** YOUR GOAL **
Which lines of the entries hold the string "diam"? Copy each one.

** PROVIDED DATA **
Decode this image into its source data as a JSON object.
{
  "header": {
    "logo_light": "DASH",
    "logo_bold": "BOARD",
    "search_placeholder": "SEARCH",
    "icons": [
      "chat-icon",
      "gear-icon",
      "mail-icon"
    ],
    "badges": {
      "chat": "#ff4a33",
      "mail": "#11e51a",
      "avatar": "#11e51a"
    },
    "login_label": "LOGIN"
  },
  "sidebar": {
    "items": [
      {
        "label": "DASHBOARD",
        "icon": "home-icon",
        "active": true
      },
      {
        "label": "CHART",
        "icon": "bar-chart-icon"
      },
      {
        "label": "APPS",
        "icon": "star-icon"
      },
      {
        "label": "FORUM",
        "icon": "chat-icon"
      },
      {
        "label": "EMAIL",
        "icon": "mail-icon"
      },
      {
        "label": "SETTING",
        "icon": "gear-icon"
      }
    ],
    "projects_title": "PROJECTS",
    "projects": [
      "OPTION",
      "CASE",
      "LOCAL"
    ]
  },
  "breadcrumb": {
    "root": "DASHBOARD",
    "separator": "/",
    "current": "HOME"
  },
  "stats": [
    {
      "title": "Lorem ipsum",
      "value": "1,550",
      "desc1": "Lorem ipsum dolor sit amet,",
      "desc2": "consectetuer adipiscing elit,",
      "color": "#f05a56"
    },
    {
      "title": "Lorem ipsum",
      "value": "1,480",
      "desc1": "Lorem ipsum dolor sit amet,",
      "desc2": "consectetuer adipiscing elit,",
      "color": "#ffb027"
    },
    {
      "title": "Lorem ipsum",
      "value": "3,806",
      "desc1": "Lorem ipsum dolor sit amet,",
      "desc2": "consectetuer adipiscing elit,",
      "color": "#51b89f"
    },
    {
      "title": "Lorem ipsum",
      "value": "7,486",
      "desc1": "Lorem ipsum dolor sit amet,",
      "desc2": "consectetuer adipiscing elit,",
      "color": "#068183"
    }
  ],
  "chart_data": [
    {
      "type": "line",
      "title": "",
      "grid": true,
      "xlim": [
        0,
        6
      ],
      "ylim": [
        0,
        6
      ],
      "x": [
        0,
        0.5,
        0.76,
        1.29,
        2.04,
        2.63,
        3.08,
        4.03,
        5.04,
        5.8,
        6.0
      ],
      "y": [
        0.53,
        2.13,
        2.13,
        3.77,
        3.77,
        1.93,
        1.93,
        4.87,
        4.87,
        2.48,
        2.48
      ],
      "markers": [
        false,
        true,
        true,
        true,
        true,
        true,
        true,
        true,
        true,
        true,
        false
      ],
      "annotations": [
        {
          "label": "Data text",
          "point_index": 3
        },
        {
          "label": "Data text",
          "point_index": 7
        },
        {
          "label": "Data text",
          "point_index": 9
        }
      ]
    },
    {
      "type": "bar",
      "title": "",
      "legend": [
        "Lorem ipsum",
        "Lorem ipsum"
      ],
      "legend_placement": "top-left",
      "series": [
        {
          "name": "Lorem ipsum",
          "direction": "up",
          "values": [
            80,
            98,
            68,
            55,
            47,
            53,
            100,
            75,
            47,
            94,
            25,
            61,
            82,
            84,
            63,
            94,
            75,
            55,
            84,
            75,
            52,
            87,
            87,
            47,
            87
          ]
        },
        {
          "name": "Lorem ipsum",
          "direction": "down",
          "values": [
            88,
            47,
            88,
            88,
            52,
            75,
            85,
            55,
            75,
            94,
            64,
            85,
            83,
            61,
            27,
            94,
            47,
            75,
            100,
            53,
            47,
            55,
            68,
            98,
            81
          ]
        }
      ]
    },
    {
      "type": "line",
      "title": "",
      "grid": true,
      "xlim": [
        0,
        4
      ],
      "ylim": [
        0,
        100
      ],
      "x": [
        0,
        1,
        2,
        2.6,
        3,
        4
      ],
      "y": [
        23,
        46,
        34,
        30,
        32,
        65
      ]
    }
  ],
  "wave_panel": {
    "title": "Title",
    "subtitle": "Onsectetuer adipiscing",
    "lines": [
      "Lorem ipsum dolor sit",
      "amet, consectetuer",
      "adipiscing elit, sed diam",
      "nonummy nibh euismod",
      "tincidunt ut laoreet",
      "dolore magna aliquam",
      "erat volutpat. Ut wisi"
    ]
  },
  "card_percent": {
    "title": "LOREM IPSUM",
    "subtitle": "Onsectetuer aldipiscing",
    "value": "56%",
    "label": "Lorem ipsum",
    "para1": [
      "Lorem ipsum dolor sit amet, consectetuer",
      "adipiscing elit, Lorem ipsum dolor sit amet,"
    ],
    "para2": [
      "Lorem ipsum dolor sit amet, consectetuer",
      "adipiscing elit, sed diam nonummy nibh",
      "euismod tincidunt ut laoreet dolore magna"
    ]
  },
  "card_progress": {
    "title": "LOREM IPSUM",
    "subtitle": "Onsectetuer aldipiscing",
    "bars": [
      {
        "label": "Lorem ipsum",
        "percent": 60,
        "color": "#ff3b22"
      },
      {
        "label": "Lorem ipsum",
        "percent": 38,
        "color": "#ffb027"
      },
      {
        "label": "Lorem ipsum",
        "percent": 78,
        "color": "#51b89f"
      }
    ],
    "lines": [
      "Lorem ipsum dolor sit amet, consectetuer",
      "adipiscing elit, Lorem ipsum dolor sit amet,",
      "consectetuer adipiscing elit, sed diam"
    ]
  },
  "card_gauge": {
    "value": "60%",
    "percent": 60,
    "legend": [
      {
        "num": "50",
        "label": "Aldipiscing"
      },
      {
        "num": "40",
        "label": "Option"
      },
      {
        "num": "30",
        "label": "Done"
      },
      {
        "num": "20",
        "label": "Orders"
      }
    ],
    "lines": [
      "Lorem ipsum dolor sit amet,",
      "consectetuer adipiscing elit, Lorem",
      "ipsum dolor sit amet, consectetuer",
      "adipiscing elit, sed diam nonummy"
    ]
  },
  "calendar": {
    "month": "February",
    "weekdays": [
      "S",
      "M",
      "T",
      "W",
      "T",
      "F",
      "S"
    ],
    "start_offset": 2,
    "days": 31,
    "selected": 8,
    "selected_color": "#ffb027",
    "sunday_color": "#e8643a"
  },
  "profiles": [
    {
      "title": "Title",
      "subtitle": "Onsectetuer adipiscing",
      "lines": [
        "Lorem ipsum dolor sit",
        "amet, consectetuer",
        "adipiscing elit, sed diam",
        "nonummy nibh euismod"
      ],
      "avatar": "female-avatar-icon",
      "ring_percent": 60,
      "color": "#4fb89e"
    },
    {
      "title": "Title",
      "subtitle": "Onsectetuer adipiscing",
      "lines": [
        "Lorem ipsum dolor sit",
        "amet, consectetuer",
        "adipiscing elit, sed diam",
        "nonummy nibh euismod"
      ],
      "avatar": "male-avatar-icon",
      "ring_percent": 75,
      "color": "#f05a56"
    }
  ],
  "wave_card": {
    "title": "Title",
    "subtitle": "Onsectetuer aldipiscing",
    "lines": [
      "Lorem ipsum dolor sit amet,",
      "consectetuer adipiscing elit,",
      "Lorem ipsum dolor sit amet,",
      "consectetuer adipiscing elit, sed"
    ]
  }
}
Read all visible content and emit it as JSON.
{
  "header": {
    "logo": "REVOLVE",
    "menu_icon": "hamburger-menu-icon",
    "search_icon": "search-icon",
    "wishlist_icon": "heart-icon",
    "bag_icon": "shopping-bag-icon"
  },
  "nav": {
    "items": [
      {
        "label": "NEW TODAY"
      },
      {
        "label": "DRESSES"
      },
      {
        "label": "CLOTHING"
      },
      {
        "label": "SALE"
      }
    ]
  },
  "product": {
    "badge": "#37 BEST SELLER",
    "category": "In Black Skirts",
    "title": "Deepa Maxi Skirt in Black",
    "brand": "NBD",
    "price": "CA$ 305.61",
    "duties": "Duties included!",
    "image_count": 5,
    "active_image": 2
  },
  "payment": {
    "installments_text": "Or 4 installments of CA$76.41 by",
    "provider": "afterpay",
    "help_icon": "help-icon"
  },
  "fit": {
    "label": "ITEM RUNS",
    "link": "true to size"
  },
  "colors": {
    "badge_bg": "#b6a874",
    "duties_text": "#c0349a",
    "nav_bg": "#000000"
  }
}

** EXERCISE SOLUTION **
      "adipiscing elit, sed diam",
      "adipiscing elit, sed diam nonummy nibh",
      "consectetuer adipiscing elit, sed diam"
      "adipiscing elit, sed diam nonummy"
        "adipiscing elit, sed diam",
        "adipiscing elit, sed diam",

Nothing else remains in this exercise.